In this issue:  Ineffective diversity training, Earth's
soggy center, and the possibility of life on another planet.

BusinessWeek looks at two books that describe the benefits
of trying to reorder your thinking.

Time Europe writes about a groundbreaking new study by three
sociologists that shows diversity training has little to no
effect on the racial and gender mix of a company's top
ranks.   There are, however, some things that do work.

Vegas casinos are giving away free rooms, concerts and
more.  Smart Money tells how to cash in.
AskMen reveals five things most people don't know about
Howard Stern.

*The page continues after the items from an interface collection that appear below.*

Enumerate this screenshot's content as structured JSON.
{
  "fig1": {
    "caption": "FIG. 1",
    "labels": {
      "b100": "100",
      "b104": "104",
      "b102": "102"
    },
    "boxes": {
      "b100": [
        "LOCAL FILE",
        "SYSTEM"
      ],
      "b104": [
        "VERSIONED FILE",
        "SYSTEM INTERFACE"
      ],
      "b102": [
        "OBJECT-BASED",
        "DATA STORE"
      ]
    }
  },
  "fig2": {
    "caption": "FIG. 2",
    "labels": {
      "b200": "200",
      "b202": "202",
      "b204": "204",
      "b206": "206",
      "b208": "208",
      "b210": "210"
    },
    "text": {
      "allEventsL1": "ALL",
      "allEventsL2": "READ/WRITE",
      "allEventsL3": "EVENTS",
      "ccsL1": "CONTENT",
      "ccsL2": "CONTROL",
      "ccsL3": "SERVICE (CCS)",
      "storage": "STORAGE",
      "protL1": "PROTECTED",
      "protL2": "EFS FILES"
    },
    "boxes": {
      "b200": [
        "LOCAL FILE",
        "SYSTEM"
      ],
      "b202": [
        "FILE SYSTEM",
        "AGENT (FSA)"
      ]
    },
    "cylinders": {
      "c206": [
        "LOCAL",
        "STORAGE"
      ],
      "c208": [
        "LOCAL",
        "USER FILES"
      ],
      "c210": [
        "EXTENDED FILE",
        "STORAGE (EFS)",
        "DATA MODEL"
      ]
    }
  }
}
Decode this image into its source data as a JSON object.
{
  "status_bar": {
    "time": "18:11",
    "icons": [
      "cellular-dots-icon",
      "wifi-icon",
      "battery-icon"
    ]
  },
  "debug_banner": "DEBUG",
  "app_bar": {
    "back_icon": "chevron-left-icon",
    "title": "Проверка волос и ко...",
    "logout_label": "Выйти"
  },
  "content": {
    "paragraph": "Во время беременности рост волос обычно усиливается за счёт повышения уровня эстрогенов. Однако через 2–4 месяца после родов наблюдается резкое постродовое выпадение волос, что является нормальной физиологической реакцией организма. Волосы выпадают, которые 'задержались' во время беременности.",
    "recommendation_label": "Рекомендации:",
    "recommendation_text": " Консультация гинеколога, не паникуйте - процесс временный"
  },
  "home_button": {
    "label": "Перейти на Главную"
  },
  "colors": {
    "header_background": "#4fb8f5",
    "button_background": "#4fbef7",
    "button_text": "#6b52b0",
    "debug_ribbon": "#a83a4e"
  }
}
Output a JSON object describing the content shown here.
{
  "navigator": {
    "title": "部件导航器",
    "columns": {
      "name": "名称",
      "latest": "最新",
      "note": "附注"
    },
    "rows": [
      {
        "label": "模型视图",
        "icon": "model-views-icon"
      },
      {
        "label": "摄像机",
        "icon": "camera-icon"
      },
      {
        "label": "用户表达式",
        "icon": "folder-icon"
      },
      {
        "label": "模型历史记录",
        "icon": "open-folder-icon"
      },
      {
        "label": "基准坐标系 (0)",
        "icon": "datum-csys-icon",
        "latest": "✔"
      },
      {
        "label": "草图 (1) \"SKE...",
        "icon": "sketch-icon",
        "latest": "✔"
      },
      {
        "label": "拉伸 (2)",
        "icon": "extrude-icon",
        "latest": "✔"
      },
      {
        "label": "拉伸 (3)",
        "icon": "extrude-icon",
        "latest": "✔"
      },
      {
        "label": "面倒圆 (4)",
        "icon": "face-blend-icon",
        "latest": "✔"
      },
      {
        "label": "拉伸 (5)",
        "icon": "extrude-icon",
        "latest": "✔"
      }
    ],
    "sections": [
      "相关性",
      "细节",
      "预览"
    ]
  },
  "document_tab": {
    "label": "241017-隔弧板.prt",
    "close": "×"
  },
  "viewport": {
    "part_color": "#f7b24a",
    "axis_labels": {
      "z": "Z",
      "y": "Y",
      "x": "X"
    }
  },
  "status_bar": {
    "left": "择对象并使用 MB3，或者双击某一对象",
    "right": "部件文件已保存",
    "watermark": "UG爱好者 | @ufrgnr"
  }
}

Make your website more useful:

Smart Money tells you 10 thinks your plastic surgeon won't.
A just-christened illness involves disorientation,
multi-colored fibers bursting from sores, and the sensation
of bugs crawling under the skin.  Psychology Today asks if
this is an age-old delusion or a disturbing new disease.
The American Prospect says drug companies' clinical trials
in quadrants of the developing world may be as dangerous as
the diseases themselves.

A writer at Searcher thinks the media giants will eventually
calm down and learn to work with social networking and video
Web sites, like YouTube.  Otherwise, these outlets risk
losing their substantial customer base, not to mention
access to revolutionary marketing strategies and

Geotimes says Earth's deep interior, more than 1,000
kilometers below the surface in the mantle, could prove to
be a watery place.  That's the conclusion researchers drew
from an anomaly uncovered by the first global map of Earth's
lower mantle, using a new type of seismic analysis.
Scientists are delving into the genes and proteins that
control the flow of energy in our bodies, and they're making
surprising connections to exercise.  Their findings could
lead to drugs that fight diabetes and obesity by mimicking a
vigorous workout, according to HHMI Bulletin.
Science News reports that astronomers have found earth's
closest known analog outside the solar system, an object
with an average temperature that may allow water to be
liquid on its surface.